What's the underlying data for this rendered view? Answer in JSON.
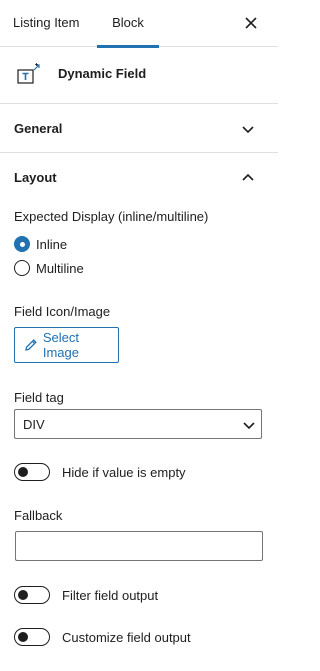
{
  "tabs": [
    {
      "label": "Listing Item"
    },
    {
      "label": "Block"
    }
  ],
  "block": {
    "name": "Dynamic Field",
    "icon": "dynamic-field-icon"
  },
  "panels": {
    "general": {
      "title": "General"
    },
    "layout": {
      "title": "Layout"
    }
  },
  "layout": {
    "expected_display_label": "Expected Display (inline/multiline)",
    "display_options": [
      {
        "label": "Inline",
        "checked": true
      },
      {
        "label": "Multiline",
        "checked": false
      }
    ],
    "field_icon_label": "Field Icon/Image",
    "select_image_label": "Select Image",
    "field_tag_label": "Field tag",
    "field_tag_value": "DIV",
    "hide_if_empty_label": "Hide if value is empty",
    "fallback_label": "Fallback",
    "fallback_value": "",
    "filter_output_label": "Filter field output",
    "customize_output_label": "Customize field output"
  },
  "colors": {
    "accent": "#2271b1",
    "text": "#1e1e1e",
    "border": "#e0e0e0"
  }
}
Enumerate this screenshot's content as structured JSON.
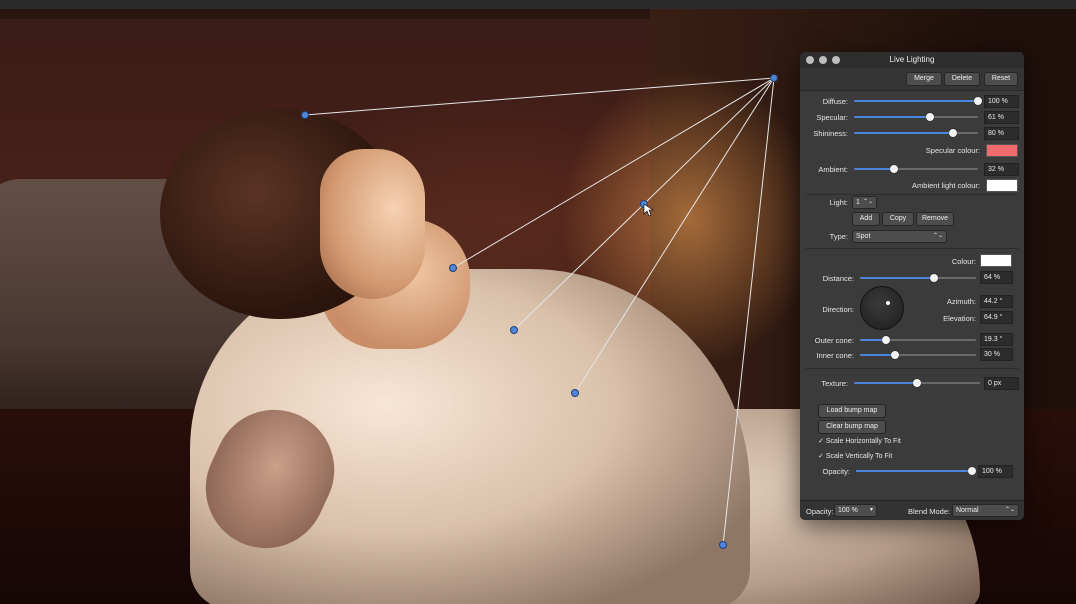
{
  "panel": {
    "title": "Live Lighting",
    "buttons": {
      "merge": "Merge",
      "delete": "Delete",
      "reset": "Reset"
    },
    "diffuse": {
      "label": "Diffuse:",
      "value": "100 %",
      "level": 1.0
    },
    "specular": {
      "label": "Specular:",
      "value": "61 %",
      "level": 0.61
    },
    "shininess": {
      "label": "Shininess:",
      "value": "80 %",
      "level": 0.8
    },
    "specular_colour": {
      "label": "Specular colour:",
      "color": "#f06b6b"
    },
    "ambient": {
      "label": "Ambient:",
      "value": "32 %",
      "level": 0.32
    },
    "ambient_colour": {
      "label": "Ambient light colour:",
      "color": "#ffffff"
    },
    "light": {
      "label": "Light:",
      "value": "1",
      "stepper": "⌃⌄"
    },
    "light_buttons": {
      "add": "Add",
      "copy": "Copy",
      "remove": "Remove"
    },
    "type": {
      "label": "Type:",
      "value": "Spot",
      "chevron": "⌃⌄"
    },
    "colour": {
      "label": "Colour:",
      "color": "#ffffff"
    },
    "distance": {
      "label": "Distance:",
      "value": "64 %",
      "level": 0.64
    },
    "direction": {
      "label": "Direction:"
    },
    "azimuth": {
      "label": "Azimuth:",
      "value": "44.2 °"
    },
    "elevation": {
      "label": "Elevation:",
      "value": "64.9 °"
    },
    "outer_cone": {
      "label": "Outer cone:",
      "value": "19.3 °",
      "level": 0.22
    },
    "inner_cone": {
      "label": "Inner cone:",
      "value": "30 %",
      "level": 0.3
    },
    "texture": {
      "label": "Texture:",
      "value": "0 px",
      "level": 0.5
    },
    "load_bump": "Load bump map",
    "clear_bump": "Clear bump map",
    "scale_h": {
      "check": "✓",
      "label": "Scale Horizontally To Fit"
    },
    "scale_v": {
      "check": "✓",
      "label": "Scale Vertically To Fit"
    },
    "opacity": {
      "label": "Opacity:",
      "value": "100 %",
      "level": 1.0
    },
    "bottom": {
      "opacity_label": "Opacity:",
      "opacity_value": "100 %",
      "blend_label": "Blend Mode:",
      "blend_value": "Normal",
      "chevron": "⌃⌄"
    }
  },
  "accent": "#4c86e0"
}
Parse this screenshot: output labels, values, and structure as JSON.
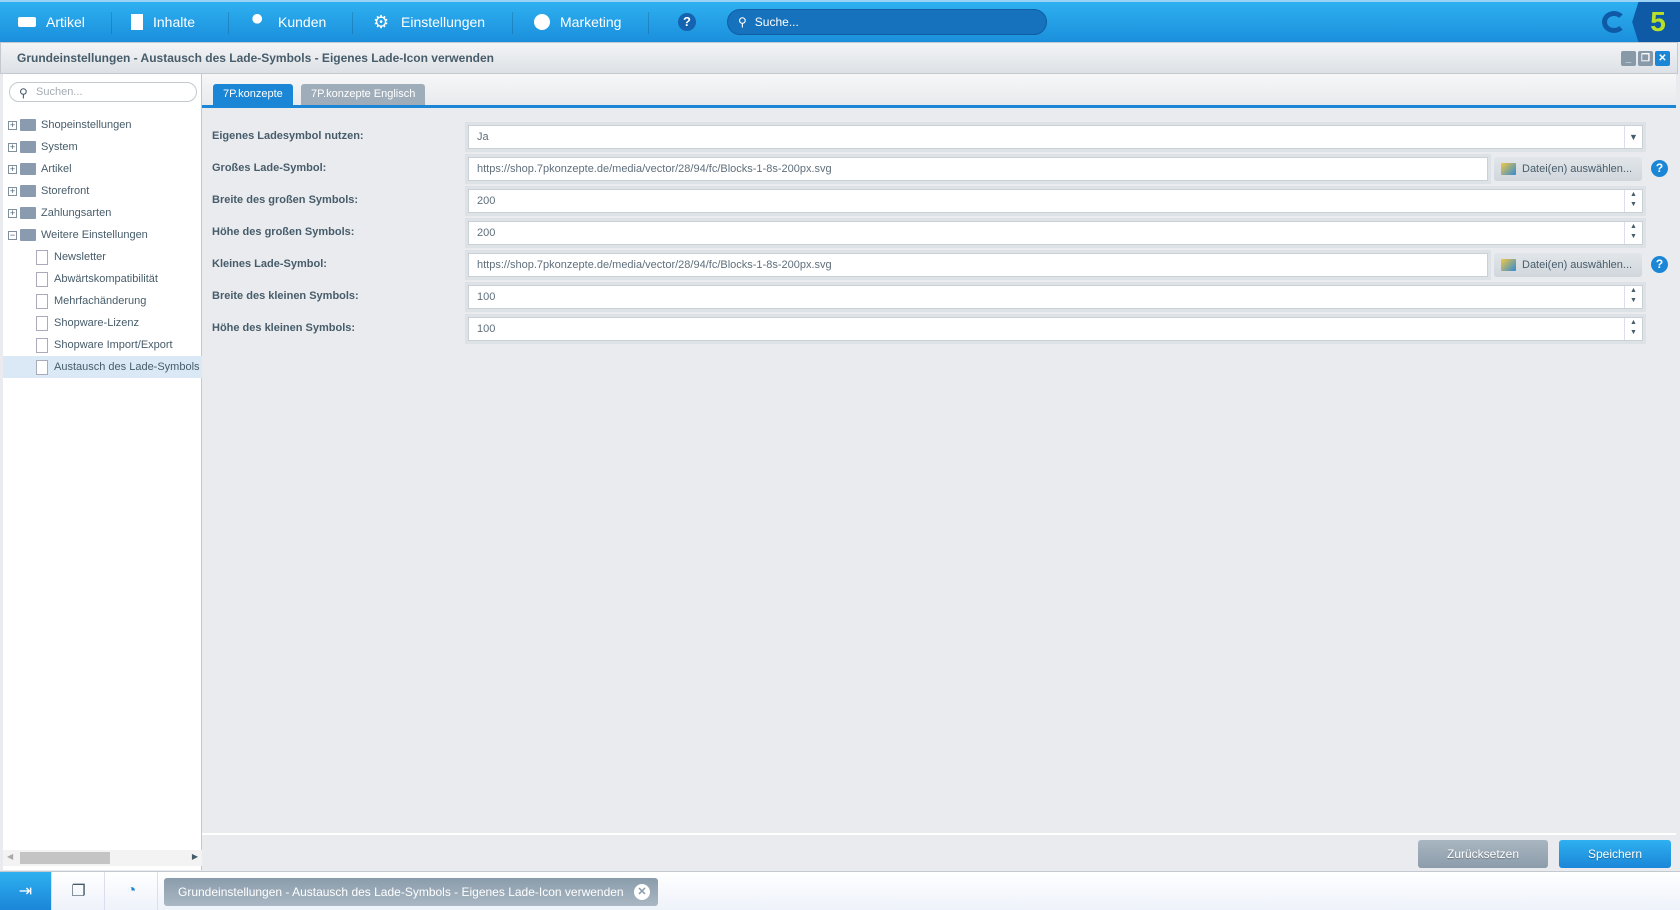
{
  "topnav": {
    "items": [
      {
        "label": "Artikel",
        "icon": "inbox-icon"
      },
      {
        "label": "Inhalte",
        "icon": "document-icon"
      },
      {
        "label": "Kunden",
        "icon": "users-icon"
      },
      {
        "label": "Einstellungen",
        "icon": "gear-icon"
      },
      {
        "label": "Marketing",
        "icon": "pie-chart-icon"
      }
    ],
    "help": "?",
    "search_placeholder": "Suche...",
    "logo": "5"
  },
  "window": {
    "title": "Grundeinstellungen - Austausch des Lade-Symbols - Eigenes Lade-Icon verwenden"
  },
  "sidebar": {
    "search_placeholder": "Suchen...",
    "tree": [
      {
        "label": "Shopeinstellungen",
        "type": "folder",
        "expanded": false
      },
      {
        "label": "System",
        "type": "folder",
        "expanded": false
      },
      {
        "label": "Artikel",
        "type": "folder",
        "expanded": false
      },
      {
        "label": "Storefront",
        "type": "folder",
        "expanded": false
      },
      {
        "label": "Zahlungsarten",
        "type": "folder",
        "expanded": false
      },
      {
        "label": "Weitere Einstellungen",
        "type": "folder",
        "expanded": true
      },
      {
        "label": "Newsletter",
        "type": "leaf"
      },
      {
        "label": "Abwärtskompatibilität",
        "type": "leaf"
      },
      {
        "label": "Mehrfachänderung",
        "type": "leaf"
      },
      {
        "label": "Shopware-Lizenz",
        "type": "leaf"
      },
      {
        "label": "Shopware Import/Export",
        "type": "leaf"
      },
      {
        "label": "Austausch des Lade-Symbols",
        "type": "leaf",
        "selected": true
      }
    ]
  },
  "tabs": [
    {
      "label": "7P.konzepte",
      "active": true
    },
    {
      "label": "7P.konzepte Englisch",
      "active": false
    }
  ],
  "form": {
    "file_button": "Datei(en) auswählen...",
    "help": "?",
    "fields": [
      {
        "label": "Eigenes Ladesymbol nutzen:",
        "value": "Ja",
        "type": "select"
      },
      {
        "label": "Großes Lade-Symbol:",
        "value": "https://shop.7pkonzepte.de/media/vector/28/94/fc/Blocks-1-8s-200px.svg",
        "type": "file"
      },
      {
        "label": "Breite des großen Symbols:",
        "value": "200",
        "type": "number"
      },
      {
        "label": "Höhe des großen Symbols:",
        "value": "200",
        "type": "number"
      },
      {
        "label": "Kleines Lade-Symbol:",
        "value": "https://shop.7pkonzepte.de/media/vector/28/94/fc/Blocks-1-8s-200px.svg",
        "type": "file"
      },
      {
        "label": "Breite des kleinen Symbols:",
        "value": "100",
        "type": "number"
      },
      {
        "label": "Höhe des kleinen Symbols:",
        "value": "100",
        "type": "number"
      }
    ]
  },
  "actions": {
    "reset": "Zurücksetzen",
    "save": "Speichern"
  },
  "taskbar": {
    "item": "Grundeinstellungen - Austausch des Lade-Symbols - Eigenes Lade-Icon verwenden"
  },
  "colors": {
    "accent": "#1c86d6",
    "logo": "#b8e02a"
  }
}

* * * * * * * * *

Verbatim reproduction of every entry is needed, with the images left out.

What's the underlying data for this rendered view? Answer in JSON.
{
  "tabs": [
    {
      "label": "Listing Item"
    },
    {
      "label": "Block"
    }
  ],
  "block": {
    "name": "Dynamic Field",
    "icon": "dynamic-field-icon"
  },
  "panels": {
    "general": {
      "title": "General"
    },
    "layout": {
      "title": "Layout"
    }
  },
  "layout": {
    "expected_display_label": "Expected Display (inline/multiline)",
    "display_options": [
      {
        "label": "Inline",
        "checked": true
      },
      {
        "label": "Multiline",
        "checked": false
      }
    ],
    "field_icon_label": "Field Icon/Image",
    "select_image_label": "Select Image",
    "field_tag_label": "Field tag",
    "field_tag_value": "DIV",
    "hide_if_empty_label": "Hide if value is empty",
    "fallback_label": "Fallback",
    "fallback_value": "",
    "filter_output_label": "Filter field output",
    "customize_output_label": "Customize field output"
  },
  "colors": {
    "accent": "#2271b1",
    "text": "#1e1e1e",
    "border": "#e0e0e0"
  }
}
Enumerate this screenshot's content as structured JSON.
{
  "panel": {
    "title": "Live Lighting",
    "buttons": {
      "merge": "Merge",
      "delete": "Delete",
      "reset": "Reset"
    },
    "diffuse": {
      "label": "Diffuse:",
      "value": "100 %",
      "level": 1.0
    },
    "specular": {
      "label": "Specular:",
      "value": "61 %",
      "level": 0.61
    },
    "shininess": {
      "label": "Shininess:",
      "value": "80 %",
      "level": 0.8
    },
    "specular_colour": {
      "label": "Specular colour:",
      "color": "#f06b6b"
    },
    "ambient": {
      "label": "Ambient:",
      "value": "32 %",
      "level": 0.32
    },
    "ambient_colour": {
      "label": "Ambient light colour:",
      "color": "#ffffff"
    },
    "light": {
      "label": "Light:",
      "value": "1",
      "stepper": "⌃⌄"
    },
    "light_buttons": {
      "add": "Add",
      "copy": "Copy",
      "remove": "Remove"
    },
    "type": {
      "label": "Type:",
      "value": "Spot",
      "chevron": "⌃⌄"
    },
    "colour": {
      "label": "Colour:",
      "color": "#ffffff"
    },
    "distance": {
      "label": "Distance:",
      "value": "64 %",
      "level": 0.64
    },
    "direction": {
      "label": "Direction:"
    },
    "azimuth": {
      "label": "Azimuth:",
      "value": "44.2 °"
    },
    "elevation": {
      "label": "Elevation:",
      "value": "64.9 °"
    },
    "outer_cone": {
      "label": "Outer cone:",
      "value": "19.3 °",
      "level": 0.22
    },
    "inner_cone": {
      "label": "Inner cone:",
      "value": "30 %",
      "level": 0.3
    },
    "texture": {
      "label": "Texture:",
      "value": "0 px",
      "level": 0.5
    },
    "load_bump": "Load bump map",
    "clear_bump": "Clear bump map",
    "scale_h": {
      "check": "✓",
      "label": "Scale Horizontally To Fit"
    },
    "scale_v": {
      "check": "✓",
      "label": "Scale Vertically To Fit"
    },
    "opacity": {
      "label": "Opacity:",
      "value": "100 %",
      "level": 1.0
    },
    "bottom": {
      "opacity_label": "Opacity:",
      "opacity_value": "100 %",
      "blend_label": "Blend Mode:",
      "blend_value": "Normal",
      "chevron": "⌃⌄"
    }
  },
  "accent": "#4c86e0"
}
Parse this screenshot: output labels, values, and structure as JSON.
{
  "topnav": {
    "items": [
      {
        "label": "Artikel",
        "icon": "inbox-icon"
      },
      {
        "label": "Inhalte",
        "icon": "document-icon"
      },
      {
        "label": "Kunden",
        "icon": "users-icon"
      },
      {
        "label": "Einstellungen",
        "icon": "gear-icon"
      },
      {
        "label": "Marketing",
        "icon": "pie-chart-icon"
      }
    ],
    "help": "?",
    "search_placeholder": "Suche...",
    "logo": "5"
  },
  "window": {
    "title": "Grundeinstellungen - Austausch des Lade-Symbols - Eigenes Lade-Icon verwenden"
  },
  "sidebar": {
    "search_placeholder": "Suchen...",
    "tree": [
      {
        "label": "Shopeinstellungen",
        "type": "folder",
        "expanded": false
      },
      {
        "label": "System",
        "type": "folder",
        "expanded": false
      },
      {
        "label": "Artikel",
        "type": "folder",
        "expanded": false
      },
      {
        "label": "Storefront",
        "type": "folder",
        "expanded": false
      },
      {
        "label": "Zahlungsarten",
        "type": "folder",
        "expanded": false
      },
      {
        "label": "Weitere Einstellungen",
        "type": "folder",
        "expanded": true
      },
      {
        "label": "Newsletter",
        "type": "leaf"
      },
      {
        "label": "Abwärtskompatibilität",
        "type": "leaf"
      },
      {
        "label": "Mehrfachänderung",
        "type": "leaf"
      },
      {
        "label": "Shopware-Lizenz",
        "type": "leaf"
      },
      {
        "label": "Shopware Import/Export",
        "type": "leaf"
      },
      {
        "label": "Austausch des Lade-Symbols",
        "type": "leaf",
        "selected": true
      }
    ]
  },
  "tabs": [
    {
      "label": "7P.konzepte",
      "active": true
    },
    {
      "label": "7P.konzepte Englisch",
      "active": false
    }
  ],
  "form": {
    "file_button": "Datei(en) auswählen...",
    "help": "?",
    "fields": [
      {
        "label": "Eigenes Ladesymbol nutzen:",
        "value": "Ja",
        "type": "select"
      },
      {
        "label": "Großes Lade-Symbol:",
        "value": "https://shop.7pkonzepte.de/media/vector/28/94/fc/Blocks-1-8s-200px.svg",
        "type": "file"
      },
      {
        "label": "Breite des großen Symbols:",
        "value": "200",
        "type": "number"
      },
      {
        "label": "Höhe des großen Symbols:",
        "value": "200",
        "type": "number"
      },
      {
        "label": "Kleines Lade-Symbol:",
        "value": "https://shop.7pkonzepte.de/media/vector/28/94/fc/Blocks-1-8s-200px.svg",
        "type": "file"
      },
      {
        "label": "Breite des kleinen Symbols:",
        "value": "100",
        "type": "number"
      },
      {
        "label": "Höhe des kleinen Symbols:",
        "value": "100",
        "type": "number"
      }
    ]
  },
  "actions": {
    "reset": "Zurücksetzen",
    "save": "Speichern"
  },
  "taskbar": {
    "item": "Grundeinstellungen - Austausch des Lade-Symbols - Eigenes Lade-Icon verwenden"
  },
  "colors": {
    "accent": "#1c86d6",
    "logo": "#b8e02a"
  }
}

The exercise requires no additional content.